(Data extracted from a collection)
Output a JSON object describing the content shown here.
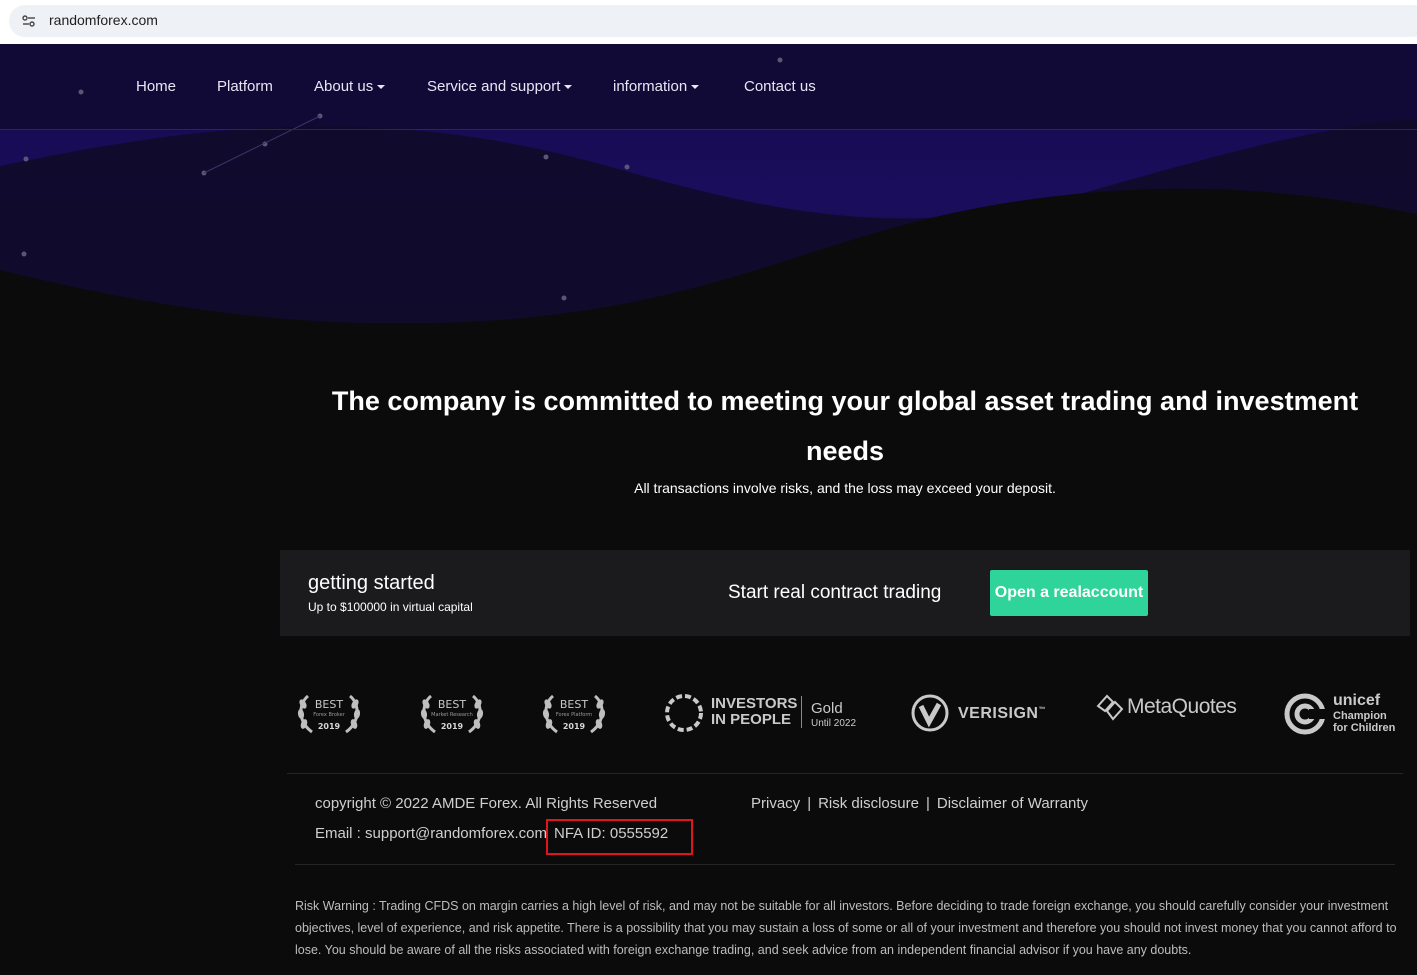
{
  "browser": {
    "url": "randomforex.com",
    "site_info_icon": "tune-icon"
  },
  "nav": {
    "items": [
      {
        "label": "Home",
        "dropdown": false
      },
      {
        "label": "Platform",
        "dropdown": false
      },
      {
        "label": "About us",
        "dropdown": true
      },
      {
        "label": "Service and support",
        "dropdown": true
      },
      {
        "label": "information",
        "dropdown": true
      },
      {
        "label": "Contact us",
        "dropdown": false
      }
    ]
  },
  "hero": {
    "headline": "The company is committed to meeting your global asset trading and investment needs",
    "subline": "All transactions involve risks, and the loss may exceed your deposit."
  },
  "band": {
    "title": "getting started",
    "subtitle": "Up to $100000 in virtual capital",
    "cta_text": "Start real contract trading",
    "button_label": "Open a realaccount",
    "button_color": "#2fd49a"
  },
  "logos": {
    "awards": [
      {
        "best": "BEST",
        "caption": "Forex Broker",
        "year": "2019"
      },
      {
        "best": "BEST",
        "caption": "Market Research",
        "year": "2019"
      },
      {
        "best": "BEST",
        "caption": "Forex Platform",
        "year": "2019"
      }
    ],
    "investors": {
      "line1": "INVESTORS",
      "line2": "IN PEOPLE",
      "gold": "Gold",
      "until": "Until 2022"
    },
    "verisign": "VERISIGN",
    "verisign_tm": "™",
    "metaquotes": "MetaQuotes",
    "unicef": {
      "title": "unicef",
      "line1": "Champion",
      "line2": "for Children"
    }
  },
  "footer": {
    "copyright": "copyright © 2022 AMDE Forex. All Rights Reserved",
    "links": [
      "Privacy",
      "Risk disclosure",
      "Disclaimer of Warranty"
    ],
    "link_separator": "|",
    "email": "Email : support@randomforex.com",
    "nfa": "NFA ID: 0555592",
    "highlight_color": "#e0141b",
    "risk_warning": "Risk Warning : Trading CFDS on margin carries a high level of risk, and may not be suitable for all investors. Before deciding to trade foreign exchange, you should carefully consider your investment objectives, level of experience, and risk appetite. There is a possibility that you may sustain a loss of some or all of your investment and therefore you should not invest money that you cannot afford to lose. You should be aware of all the risks associated with foreign exchange trading, and seek advice from an independent financial advisor if you have any doubts."
  }
}
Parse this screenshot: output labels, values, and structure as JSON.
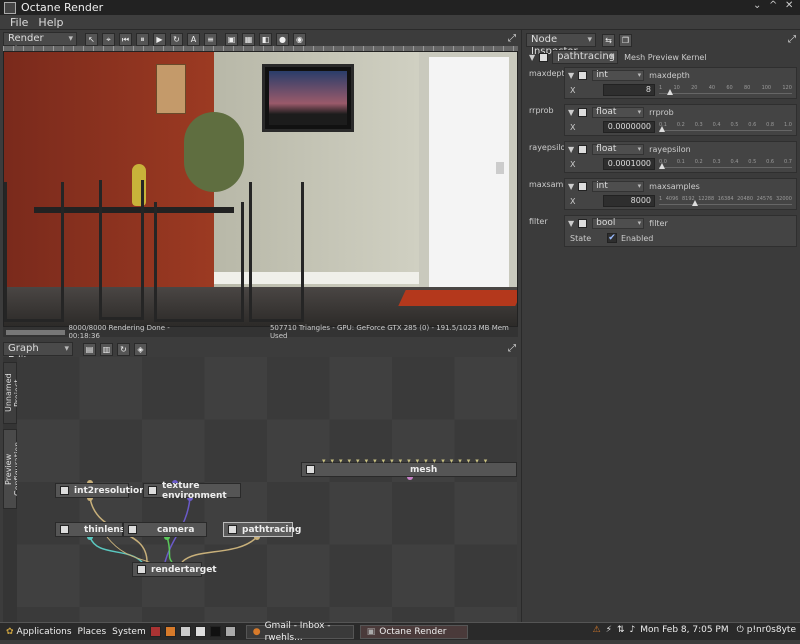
{
  "window": {
    "title": "Octane Render",
    "controls": [
      "⌄",
      "^",
      "✕"
    ]
  },
  "menu": {
    "items": [
      "File",
      "Help"
    ]
  },
  "render_viewport": {
    "dropdown_label": "Render Viewport",
    "status_left": "8000/8000 Rendering Done - 00:18:36",
    "status_right": "507710 Triangles - GPU: GeForce GTX 285 (0) - 191.5/1023 MB Mem Used"
  },
  "graph_editor": {
    "dropdown_label": "Graph Editor",
    "vtabs": [
      "Unnamed Project",
      "Preview Configuration"
    ],
    "nodes": {
      "mesh": "mesh",
      "int2resolution": "int2resolution",
      "texture_environment": "texture environment",
      "thinlens": "thinlens",
      "camera": "camera",
      "pathtracing": "pathtracing",
      "rendertarget": "rendertarget"
    }
  },
  "node_inspector": {
    "dropdown_label": "Node Inspector",
    "kernel_dropdown": "pathtracing",
    "kernel_label": "Mesh Preview Kernel",
    "params": [
      {
        "label": "maxdepth",
        "type": "int",
        "name": "maxdepth",
        "value_label": "X",
        "value": "8",
        "ticks": [
          "1",
          "10",
          "20",
          "40",
          "60",
          "80",
          "100",
          "120"
        ],
        "fraction": 0.06
      },
      {
        "label": "rrprob",
        "type": "float",
        "name": "rrprob",
        "value_label": "X",
        "value": "0.0000000",
        "ticks": [
          "0.1",
          "0.2",
          "0.3",
          "0.4",
          "0.5",
          "0.6",
          "0.8",
          "1.0"
        ],
        "fraction": 0.0
      },
      {
        "label": "rayepsilon",
        "type": "float",
        "name": "rayepsilon",
        "value_label": "X",
        "value": "0.0001000",
        "ticks": [
          "0.0",
          "0.1",
          "0.2",
          "0.3",
          "0.4",
          "0.5",
          "0.6",
          "0.7"
        ],
        "fraction": 0.0
      },
      {
        "label": "maxsamples",
        "type": "int",
        "name": "maxsamples",
        "value_label": "X",
        "value": "8000",
        "ticks": [
          "1",
          "4096",
          "8192",
          "12288",
          "16384",
          "20480",
          "24576",
          "32000"
        ],
        "fraction": 0.25
      }
    ],
    "filter": {
      "label": "filter",
      "type": "bool",
      "name": "filter",
      "state_label": "State",
      "state_value": "Enabled"
    }
  },
  "taskbar": {
    "applications": "Applications",
    "places": "Places",
    "system": "System",
    "tasks": [
      "Gmail - Inbox - rwehls...",
      "Octane Render"
    ],
    "clock": "Mon Feb  8,  7:05 PM",
    "user": "p!nr0s8yte"
  }
}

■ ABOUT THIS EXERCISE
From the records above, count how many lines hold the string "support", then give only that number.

■ YOUR RESPONSE
2